America's ClayFest

Lincoln is a clay town, and for a quarter of a century, the 135-year-old Gladding, McBean clay factory in Lincoln, just north of Roseville, was the perfect venue for Feats of Clay, an annual juried exhibit of stellar ceramic work—in content and execution. For years, visitors toured the working factory to see art displayed in a beehive kiln. It was a ceramic show like no other.

But last year, alleged internal issues at Lincoln Arts, sponsor of the show, closed Feats before it even opened. The result: Last fall, approximately 30 artists convened to form the Art League of Lincoln, a 250-members-strong nonprofit arts entity.

Now, although the League is still sans permanent digs, it's revived Feats as America's ClayFest. When complications related to the Americans with Disabilities Act compliance forced Gladding, McBean to pull out as the venue, Roseville's Blue Line Arts gallery (405 Vernon Street, Suite 100 in Roseville) offered its space. For the show, the juror, ceramic artist Richard Shaw, chose 79 pieces from 330 entries, some from Canada and Hungary. Featured artists include the Austin, Texas-based Kate Nelson and Sacramento's John Lennertz (whose bust of a bald, bearded man is pictured above). The show runs through Saturday, June 1.

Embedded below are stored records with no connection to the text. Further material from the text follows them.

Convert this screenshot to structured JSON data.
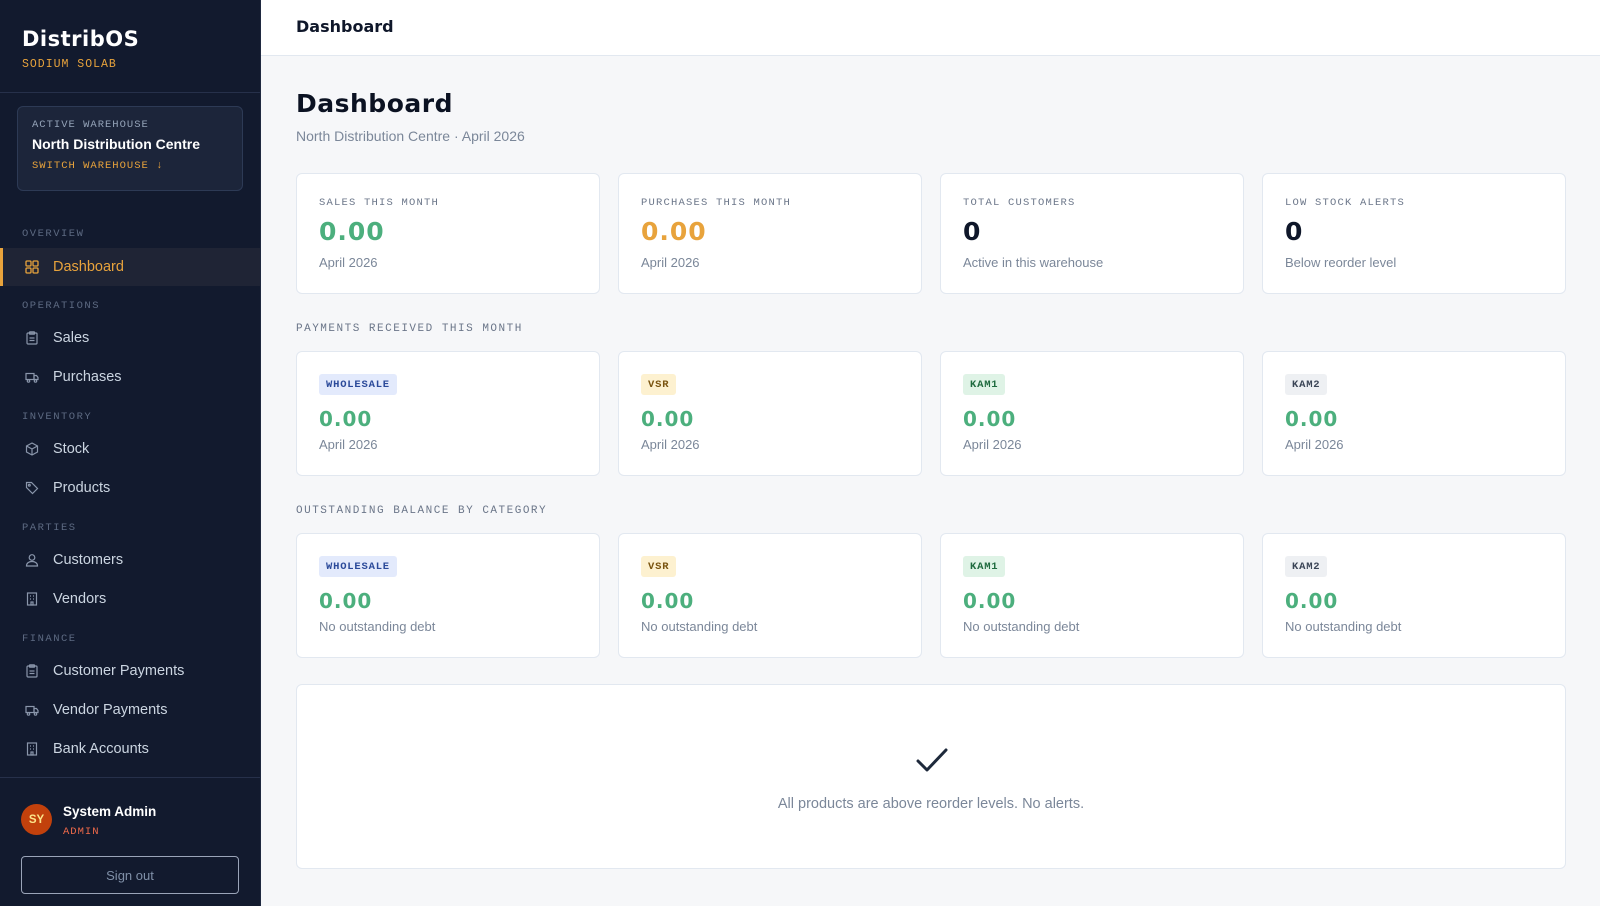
{
  "brand": {
    "name": "DistribOS",
    "subtitle": "SODIUM SOLAB"
  },
  "warehouse": {
    "label": "ACTIVE WAREHOUSE",
    "name": "North Distribution Centre",
    "switch_label": "SWITCH WAREHOUSE ↓"
  },
  "nav": {
    "overview": "OVERVIEW",
    "dashboard": "Dashboard",
    "operations": "OPERATIONS",
    "sales": "Sales",
    "purchases": "Purchases",
    "inventory": "INVENTORY",
    "stock": "Stock",
    "products": "Products",
    "parties": "PARTIES",
    "customers": "Customers",
    "vendors": "Vendors",
    "finance": "FINANCE",
    "customer_payments": "Customer Payments",
    "vendor_payments": "Vendor Payments",
    "bank_accounts": "Bank Accounts"
  },
  "user": {
    "initials": "SY",
    "name": "System Admin",
    "role": "ADMIN",
    "signout": "Sign out"
  },
  "topbar": {
    "title": "Dashboard"
  },
  "page": {
    "title": "Dashboard",
    "subtitle": "North Distribution Centre · April 2026"
  },
  "stats": [
    {
      "label": "SALES THIS MONTH",
      "value": "0.00",
      "note": "April 2026",
      "color": "#4caf7d"
    },
    {
      "label": "PURCHASES THIS MONTH",
      "value": "0.00",
      "note": "April 2026",
      "color": "#e8a33c"
    },
    {
      "label": "TOTAL CUSTOMERS",
      "value": "0",
      "note": "Active in this warehouse",
      "color": "#0f172a"
    },
    {
      "label": "LOW STOCK ALERTS",
      "value": "0",
      "note": "Below reorder level",
      "color": "#0f172a"
    }
  ],
  "payments": {
    "section_label": "PAYMENTS RECEIVED THIS MONTH",
    "cards": [
      {
        "badge": "WHOLESALE",
        "value": "0.00",
        "note": "April 2026"
      },
      {
        "badge": "VSR",
        "value": "0.00",
        "note": "April 2026"
      },
      {
        "badge": "KAM1",
        "value": "0.00",
        "note": "April 2026"
      },
      {
        "badge": "KAM2",
        "value": "0.00",
        "note": "April 2026"
      }
    ]
  },
  "outstanding": {
    "section_label": "OUTSTANDING BALANCE BY CATEGORY",
    "cards": [
      {
        "badge": "WHOLESALE",
        "value": "0.00",
        "note": "No outstanding debt"
      },
      {
        "badge": "VSR",
        "value": "0.00",
        "note": "No outstanding debt"
      },
      {
        "badge": "KAM1",
        "value": "0.00",
        "note": "No outstanding debt"
      },
      {
        "badge": "KAM2",
        "value": "0.00",
        "note": "No outstanding debt"
      }
    ]
  },
  "badge_colors": {
    "WHOLESALE": {
      "bg": "#e3eafc",
      "fg": "#2b4a9a"
    },
    "VSR": {
      "bg": "#fdf1d0",
      "fg": "#7a5410"
    },
    "KAM1": {
      "bg": "#dff3e6",
      "fg": "#1f6b3f"
    },
    "KAM2": {
      "bg": "#eef0f3",
      "fg": "#3b4556"
    }
  },
  "value_color": "#4caf7d",
  "alerts": {
    "empty_text": "All products are above reorder levels. No alerts."
  }
}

The clay town is also poised to celebrate this most humble of art mediums on Lincoln Clay Day, Saturday, May 18, in Beermann Downtown Plaza (640 Fifth Street). Here, visitors can carve on an unfired clay sewer pipe and enjoy music, food and artist wares. For more information, check out the League's website at www.all4art.net.